Gold Still Shines 50 Years After Nixon. Will Netflix?
History suggests that buying the market’s biggest stocks is a bad idea. They have nowhere to go but down.
The stock market, home of optimists everywhere, is doing very well at present. But gold, where pessimists find a home, is doing even better. In dollars, the shiny metal closed on Tuesday at its highest since 2012.
The all-time high is in sight, and it has gained more than 60% since its nadir in 2015:
At one point last month, gold was selling off amid denunciations that it had failed as a safe harbor. That was more or less entirely due to its inverse relationship with real yields on bonds. Gold’s greatest weakness as an asset is that it pays no income. Hence, when real yields go negative, gold grows much more attractive. As the bond market melted down last month, real 10-year yields briefly touched -0.6%, before gaining more than a full percentage point. They are now back around -0.6%, near an all-time low.
As can be seen, gold’s fall last month overlapped exactly with the brief rebound in inflation-adjusted yields:

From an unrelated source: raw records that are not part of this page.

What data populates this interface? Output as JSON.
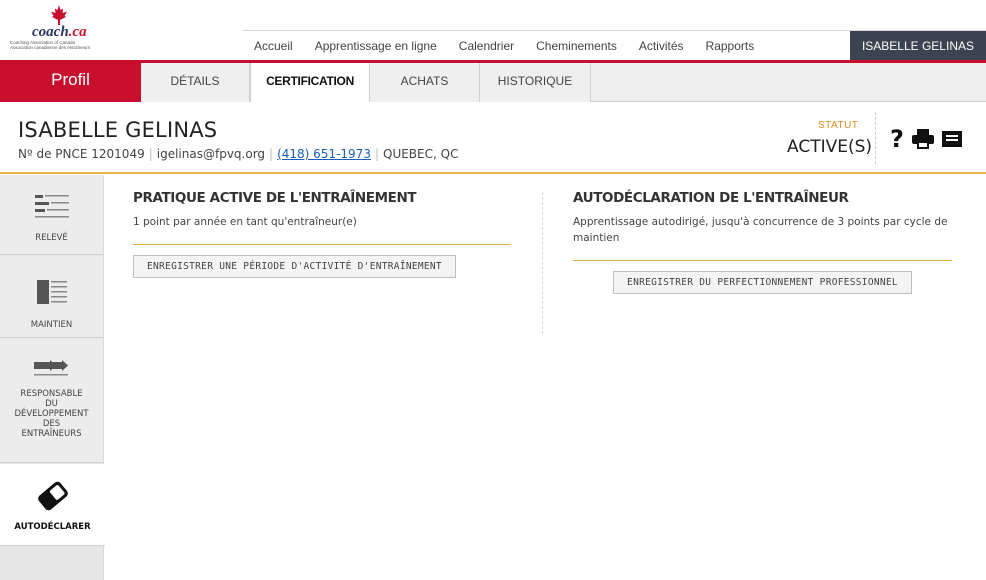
{
  "logo": {
    "brand": "coach",
    "brand_dot": ".ca",
    "tagline_1": "Coaching Association of Canada",
    "tagline_2": "Association canadienne des entraîneurs"
  },
  "nav": {
    "items": [
      "Accueil",
      "Apprentissage en ligne",
      "Calendrier",
      "Cheminements",
      "Activités",
      "Rapports"
    ],
    "user": "ISABELLE GELINAS"
  },
  "profile_tab": "Profil",
  "subtabs": [
    "DÉTAILS",
    "CERTIFICATION",
    "ACHATS",
    "HISTORIQUE"
  ],
  "active_subtab": "CERTIFICATION",
  "header": {
    "name": "ISABELLE GELINAS",
    "pnce_label": "Nº de PNCE",
    "pnce": "1201049",
    "email": "igelinas@fpvq.org",
    "phone": "(418) 651-1973",
    "location": "QUEBEC, QC",
    "statut_label": "STATUT",
    "statut_value": "ACTIVE(S)",
    "help_icon": "?"
  },
  "sidebar": {
    "items": [
      {
        "label": "RELEVÉ",
        "icon": "list-icon"
      },
      {
        "label": "MAINTIEN",
        "icon": "doc-lines-icon"
      },
      {
        "label": "RESPONSABLE DU DÉVELOPPEMENT DES ENTRAÎNEURS",
        "label_lines": [
          "RESPONSABLE",
          "DU",
          "DÉVELOPPEMENT",
          "DES",
          "ENTRAÎNEURS"
        ],
        "icon": "arrows-icon"
      },
      {
        "label": "AUTODÉCLARER",
        "icon": "eraser-icon"
      }
    ]
  },
  "left_col": {
    "title": "PRATIQUE ACTIVE DE L'ENTRAÎNEMENT",
    "desc": "1 point par année en tant qu'entraîneur(e)",
    "button": "ENREGISTRER UNE PÉRIODE D'ACTIVITÉ D'ENTRAÎNEMENT"
  },
  "right_col": {
    "title": "AUTODÉCLARATION DE L'ENTRAÎNEUR",
    "desc": "Apprentissage autodirigé, jusqu'à concurrence de 3 points par cycle de maintien",
    "button": "ENREGISTRER DU PERFECTIONNEMENT PROFESSIONNEL"
  },
  "colors": {
    "brand_red": "#c8102e",
    "accent_gold": "#e8b54a",
    "status_orange": "#e08a1e",
    "link_blue": "#1a5fb4",
    "user_bar": "#3b4450"
  }
}
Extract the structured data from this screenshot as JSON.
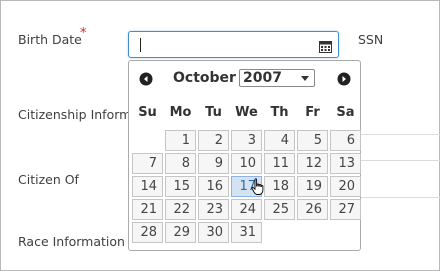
{
  "form": {
    "birth_date_label": "Birth Date",
    "required_marker": "*",
    "ssn_label": "SSN",
    "citizenship_label": "Citizenship Inform",
    "citizen_of_label": "Citizen Of",
    "race_label": "Race Information",
    "birth_date_value": ""
  },
  "datepicker": {
    "month": "October",
    "year": "2007",
    "weekdays": [
      "Su",
      "Mo",
      "Tu",
      "We",
      "Th",
      "Fr",
      "Sa"
    ],
    "weeks": [
      [
        "",
        "1",
        "2",
        "3",
        "4",
        "5",
        "6"
      ],
      [
        "7",
        "8",
        "9",
        "10",
        "11",
        "12",
        "13"
      ],
      [
        "14",
        "15",
        "16",
        "17",
        "18",
        "19",
        "20"
      ],
      [
        "21",
        "22",
        "23",
        "24",
        "25",
        "26",
        "27"
      ],
      [
        "28",
        "29",
        "30",
        "31",
        "",
        "",
        ""
      ]
    ],
    "hovered_day": "17",
    "prev_icon": "chevron-left-icon",
    "next_icon": "chevron-right-icon"
  },
  "colors": {
    "accent": "#3e8ed0",
    "required": "#d9261c",
    "selected_day_bg": "#d4e3f4"
  }
}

The bond move has been driven more by a shift in inflation expectations than by the underlying yield. Inflation break-evens remain at levels lower than anything in the last 15 years bar the Lehman crisis and the Chinese devaluation of 2015.
There’s no way gold’s rally can be seen as an attempt to hedge against an expected return of inflation:
Meanwhile, the fall in real yields is among many factors that have helped ease financial conditions, which has a lot to do with the stock market’s recovery. Both can be attributed in large part to the historic actions by the Federal Reserve. There is much to debate over what the Fed has done (I suspect it is a Faustian bargain), but the Bloomberg U.S. Financial Conditions index, which combines nine separate measures from different markets, shows how powerful the effect has been.
Whatever mistakes the Fed has made, it has at least corrected one error from 2008 and gone for broke straight away:
At its lowest, the financial conditions index was at its level from the week immediately after Lehman Brothers went bankrupt in September 2008. It is now back to where it was at on the Friday before Lehman went down — which is to say that we are now out of the territory where the entire financial system appeared to be broken. As the financial world had been in serious crisis mode for a year before the Lehman bankruptcy, we cannot say we are out of the woods. And of course it is possible that the Fed has avoided repeating one mistake only to make a new one. A rising gold price is always a disquieting sign.
What, meanwhile, does gold tell us about the stock market? I am not a fan of returning to the gold standard, but it is undeniable that the decision by President Richard Nixon to break that link in 1971 had a profound effect on what followed. If we regard gold as the continuing true measure of monetary stability, it suggests that stock markets’ gains in the almost 50 years since are almost entirely due to “money illusion,” or the erosion of the dollar’s buying power.
The following chart shows the value of the S&P 500 in dollar terms, and the ratio of the S&P 500 to the gold price, both set to 100 when Nixon left the post-war Bretton Woods agreement:
In gold terms, the stock market was higher than in 1971 for a few years around the top of the dot-com bubble, and again for a few months at the top of the latest bull market. It is now almost 30% below where it was in 1971.
To be clear, stocks would still have been a better investment than gold in 1971, because these numbers don’t include reinvested dividends. But this exercise suggests that stocks’ function as a store of value is largely an artifact of the dollar. The higher gold price also suggests that confidence in the dollar is waning.